Tax Tips for SMEs

The current income tax rate for South African Companies is 28%, but is that the effective rate that your business will pay?


Tax benefits for Small Businesses


Your business could save a up to 17% on the first R550,000 of taxable income if you qualify as a Small Business Corporation (SBC). A qualifying SBC pays tax based on a sliding scale of income earned and at a reduced rate of tax (applicable to the first R550,000 of taxable income, and 28% thereafter).


This could save your business around a hundred thousand Rand if your taxable income is R550,000 per year or more.


Unfortunately, the exclusion of personal service providers means that many SMEs do not qualify as SBCs. But for those businesses that do qualify, the potential net tax savings is one you should investigate.


Nobody wants to pay penalties or interest for late tax submissions.


Need to be reminded of the SARS tax return deadlines relevant to your business?


Get your free SME Tax Compliance Calendar (you can import the calendar to an existing or new calendar in IOS, Android, Google Calendar and Outlook).


The Tax Deductibility of Business Expenses in South Africa


The profitability of your business is fundamentally important to its long-term growth and viability. However, the calculation of accounting profit of your business and its taxable income is not entirely the same thing.


As a universal metrics, profit represents the difference between all income and expenses.

In a world with less complicated and confusing tax law and regulations, all of your business expenses would be tax deductible, and the annual profit of your business would be the same for accounting and tax purposes, but unfortunately it’s not.


Taxable Income is calculated by reducing your business income with deductible expenses and capital allowances. The actual amount your business pays to SARS may be more than 28% of accounting profit given the Income Tax Act provisions, but it may also be less …

SARS allows businesses to deduct legitimate business expenses to the extent that the money was actually spent in the production of Income.


In other words, as a sole proprietor or a company in South Africa, every cost that relates directly to operating your business may be tax-deductible.


To determine your taxable profit, it is important to have further understanding of the timing and extent to which business expenses are tax deductible, and therefore the amount of tax that will be paid to SARS.


For example, reimbursements given to employees for relevant expenses during the Covid-19 Lockdown, are deductible by the employer. The employee acts on behalf of a the employer and is impartial to the transaction, making the business expense deductible by the business itself (the principle of agent vs. principal applies here).


There are many tax-deductible expenses that may apply to your businesses, with some of the most common ones listed below.


1. Deductible Expenses - in the ordinary course of Business:

· Administration Costs

· Interest Expense

· Legal Fees

· Cost of Goods Sold

· Repairs and Maintenance

· Rental Expense

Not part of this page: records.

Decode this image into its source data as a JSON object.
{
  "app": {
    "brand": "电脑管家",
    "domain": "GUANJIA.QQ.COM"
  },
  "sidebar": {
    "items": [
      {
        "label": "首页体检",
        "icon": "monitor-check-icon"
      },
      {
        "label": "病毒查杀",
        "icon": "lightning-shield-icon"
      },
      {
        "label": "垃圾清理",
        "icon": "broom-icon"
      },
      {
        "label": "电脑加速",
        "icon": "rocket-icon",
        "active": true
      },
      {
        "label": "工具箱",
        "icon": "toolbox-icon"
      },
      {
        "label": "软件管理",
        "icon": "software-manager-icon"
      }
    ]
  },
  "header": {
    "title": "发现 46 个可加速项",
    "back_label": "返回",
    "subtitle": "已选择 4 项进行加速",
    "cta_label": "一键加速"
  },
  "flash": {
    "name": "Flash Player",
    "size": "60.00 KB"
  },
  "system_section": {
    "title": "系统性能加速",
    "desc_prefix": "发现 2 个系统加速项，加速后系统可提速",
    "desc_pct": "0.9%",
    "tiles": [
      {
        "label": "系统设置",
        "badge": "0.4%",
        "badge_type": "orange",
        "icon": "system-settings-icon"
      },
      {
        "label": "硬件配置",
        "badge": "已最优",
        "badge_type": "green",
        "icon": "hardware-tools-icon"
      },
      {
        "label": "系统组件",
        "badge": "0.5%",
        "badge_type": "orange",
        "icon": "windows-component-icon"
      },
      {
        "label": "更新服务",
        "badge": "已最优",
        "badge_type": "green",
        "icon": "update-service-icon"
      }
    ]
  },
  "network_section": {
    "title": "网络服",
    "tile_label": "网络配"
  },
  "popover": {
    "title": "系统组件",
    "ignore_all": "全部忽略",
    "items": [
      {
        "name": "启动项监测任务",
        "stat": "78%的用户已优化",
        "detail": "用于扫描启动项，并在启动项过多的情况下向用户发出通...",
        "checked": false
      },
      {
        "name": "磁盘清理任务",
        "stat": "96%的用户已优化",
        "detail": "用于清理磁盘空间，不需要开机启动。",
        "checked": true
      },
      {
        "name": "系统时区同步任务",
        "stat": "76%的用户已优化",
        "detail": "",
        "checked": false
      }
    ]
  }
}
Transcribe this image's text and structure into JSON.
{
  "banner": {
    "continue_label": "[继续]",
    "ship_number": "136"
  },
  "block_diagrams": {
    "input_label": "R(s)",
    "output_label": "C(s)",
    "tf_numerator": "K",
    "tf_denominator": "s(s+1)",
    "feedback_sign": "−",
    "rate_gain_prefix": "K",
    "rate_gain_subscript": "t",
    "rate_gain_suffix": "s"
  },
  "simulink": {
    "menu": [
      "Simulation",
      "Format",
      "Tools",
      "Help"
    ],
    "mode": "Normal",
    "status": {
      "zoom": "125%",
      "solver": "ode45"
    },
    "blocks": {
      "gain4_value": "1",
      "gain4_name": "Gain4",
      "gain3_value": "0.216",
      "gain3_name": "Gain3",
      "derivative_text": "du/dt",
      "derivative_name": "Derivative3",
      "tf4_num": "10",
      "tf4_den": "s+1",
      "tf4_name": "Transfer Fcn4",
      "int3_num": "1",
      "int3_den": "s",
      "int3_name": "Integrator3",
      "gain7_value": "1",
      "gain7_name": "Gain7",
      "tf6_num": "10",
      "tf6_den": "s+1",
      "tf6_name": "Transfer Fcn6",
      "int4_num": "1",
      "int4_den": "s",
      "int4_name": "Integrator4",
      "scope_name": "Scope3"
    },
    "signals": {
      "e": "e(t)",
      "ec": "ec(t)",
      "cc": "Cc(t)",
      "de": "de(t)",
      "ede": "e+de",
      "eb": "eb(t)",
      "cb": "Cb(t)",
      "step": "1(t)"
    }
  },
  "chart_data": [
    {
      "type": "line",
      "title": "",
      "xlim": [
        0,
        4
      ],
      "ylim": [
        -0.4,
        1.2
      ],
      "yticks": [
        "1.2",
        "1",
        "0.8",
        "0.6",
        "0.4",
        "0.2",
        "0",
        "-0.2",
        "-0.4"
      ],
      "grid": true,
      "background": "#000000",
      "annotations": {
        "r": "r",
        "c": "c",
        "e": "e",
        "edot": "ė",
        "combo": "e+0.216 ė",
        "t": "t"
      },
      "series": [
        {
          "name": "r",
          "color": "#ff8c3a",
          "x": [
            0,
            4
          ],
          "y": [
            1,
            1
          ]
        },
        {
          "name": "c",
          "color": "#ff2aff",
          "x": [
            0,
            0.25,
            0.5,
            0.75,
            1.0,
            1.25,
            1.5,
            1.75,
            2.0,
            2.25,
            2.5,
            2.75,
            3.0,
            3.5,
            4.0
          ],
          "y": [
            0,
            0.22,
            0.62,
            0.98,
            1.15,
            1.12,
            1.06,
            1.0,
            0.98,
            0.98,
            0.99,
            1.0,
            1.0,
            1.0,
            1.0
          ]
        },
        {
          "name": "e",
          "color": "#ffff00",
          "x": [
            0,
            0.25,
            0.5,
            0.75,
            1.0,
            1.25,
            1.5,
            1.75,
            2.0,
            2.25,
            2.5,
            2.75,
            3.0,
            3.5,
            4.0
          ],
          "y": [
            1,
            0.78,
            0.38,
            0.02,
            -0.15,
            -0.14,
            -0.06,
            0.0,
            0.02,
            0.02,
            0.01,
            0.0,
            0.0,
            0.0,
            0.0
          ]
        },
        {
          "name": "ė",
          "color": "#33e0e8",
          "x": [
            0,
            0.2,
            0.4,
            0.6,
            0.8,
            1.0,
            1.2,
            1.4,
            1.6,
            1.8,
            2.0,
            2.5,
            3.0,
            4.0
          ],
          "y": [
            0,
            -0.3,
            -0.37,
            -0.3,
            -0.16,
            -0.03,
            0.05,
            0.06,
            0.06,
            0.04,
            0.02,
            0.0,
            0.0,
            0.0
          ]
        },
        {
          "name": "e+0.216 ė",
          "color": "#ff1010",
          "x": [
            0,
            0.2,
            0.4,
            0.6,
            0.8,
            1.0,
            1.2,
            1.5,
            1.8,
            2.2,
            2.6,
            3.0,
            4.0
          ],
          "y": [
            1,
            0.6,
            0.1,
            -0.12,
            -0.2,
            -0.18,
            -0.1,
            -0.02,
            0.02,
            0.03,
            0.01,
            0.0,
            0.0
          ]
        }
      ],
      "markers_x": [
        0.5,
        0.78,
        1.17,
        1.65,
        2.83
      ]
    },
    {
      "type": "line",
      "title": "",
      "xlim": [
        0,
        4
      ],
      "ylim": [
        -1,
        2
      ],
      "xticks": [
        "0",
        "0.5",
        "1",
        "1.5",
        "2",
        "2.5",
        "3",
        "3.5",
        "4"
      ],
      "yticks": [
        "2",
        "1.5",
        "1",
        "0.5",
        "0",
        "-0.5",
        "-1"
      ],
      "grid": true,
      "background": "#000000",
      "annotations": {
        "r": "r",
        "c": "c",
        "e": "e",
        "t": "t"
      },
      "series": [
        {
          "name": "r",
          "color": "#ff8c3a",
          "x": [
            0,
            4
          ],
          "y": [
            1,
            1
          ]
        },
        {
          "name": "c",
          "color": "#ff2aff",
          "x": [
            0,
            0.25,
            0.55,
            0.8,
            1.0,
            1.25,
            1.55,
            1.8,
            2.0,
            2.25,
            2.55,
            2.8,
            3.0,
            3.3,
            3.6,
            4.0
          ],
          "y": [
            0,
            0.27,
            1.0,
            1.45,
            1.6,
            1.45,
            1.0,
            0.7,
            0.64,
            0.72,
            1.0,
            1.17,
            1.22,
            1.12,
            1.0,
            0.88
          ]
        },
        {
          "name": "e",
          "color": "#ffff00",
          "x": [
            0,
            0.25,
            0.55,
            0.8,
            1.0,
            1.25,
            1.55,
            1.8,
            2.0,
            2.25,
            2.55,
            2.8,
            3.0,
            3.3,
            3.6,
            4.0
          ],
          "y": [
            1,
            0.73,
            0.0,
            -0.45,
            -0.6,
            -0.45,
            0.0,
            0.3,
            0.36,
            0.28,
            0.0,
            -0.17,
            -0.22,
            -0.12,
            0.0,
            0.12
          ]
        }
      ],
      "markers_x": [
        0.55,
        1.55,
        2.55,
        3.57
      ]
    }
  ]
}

· Payroll & Employees (Salaries, Pension and Provident Fund Contributions, PAYE, SDL & UIF)

· Insurance

· Life insurance of employees and directors (where the business is the beneficiary)

· Transport Costs

· Business Travel

· Reimbursements to staff

· Telephone Costs

· Courier Costs

· Bank Charges

· Utilities

· Data and Connectivity Costs

· Fuel Cost

· Accounting Fees

· Audit Fees

· Marketing, Advertising, and Promotions

2. Capital Expenses (typically these deductions are delayed over more than one year)

· Allowance on Plant and Machinery

· Allowance on Computers and Office Equipment

· Depreciation of business Vehicles

· Leasehold improvements

Frequently asked questions:


When is a Company Income Tax return due?


All companies must file annual income tax returns with SARS within 12 months after the financial year end of the company. For example, if your company has a 31 July year end, the annual income tax return will need to be filed on or before 31 July of the following year.


When is a Sole Proprietors Income Tax return due?


A sole proprietorship is a business that is owned and operated by an individual.

The business has no legal identity that exists separately to the owner who is the individual proprietor. A Sole Proprietor must file an annual income tax return as the individual who controls the business.

When is an Individual’s Income Tax return due?


The current annual Individual Income tax filing season runs from September to mid-November (for non-provisional taxpayers), with provisional taxpayers having until the end of January to file via SARS eFiling.


What is provisional tax?


Provisional tax allows a Company’s tax liability to be spread over the relevant year of assessment.

It is not a separate form of taxation but refers to the timing of payment in respect of a Company’s Taxes. This ensures that the taxpayer does not have to deal with a large and unforeseen tax debt on assessment, and the tax man can essentially improve its own cashflow to fund the fiscus by collecting tax before it is due.


When is a Company’s provisional tax due?


The filing and payment by companies of provisional tax is due 6 months after year end (1st period), at financial year end (2nd period) and six months after financial year end (3rd period).

Be reminded to submit your SARS business tax returns on time.


Get your free SME Tax Compliance Calendar (you can import the calendar to an existing or a new calendar in IOS, Android, Google Calendar and Outlook).


Chartered Accountants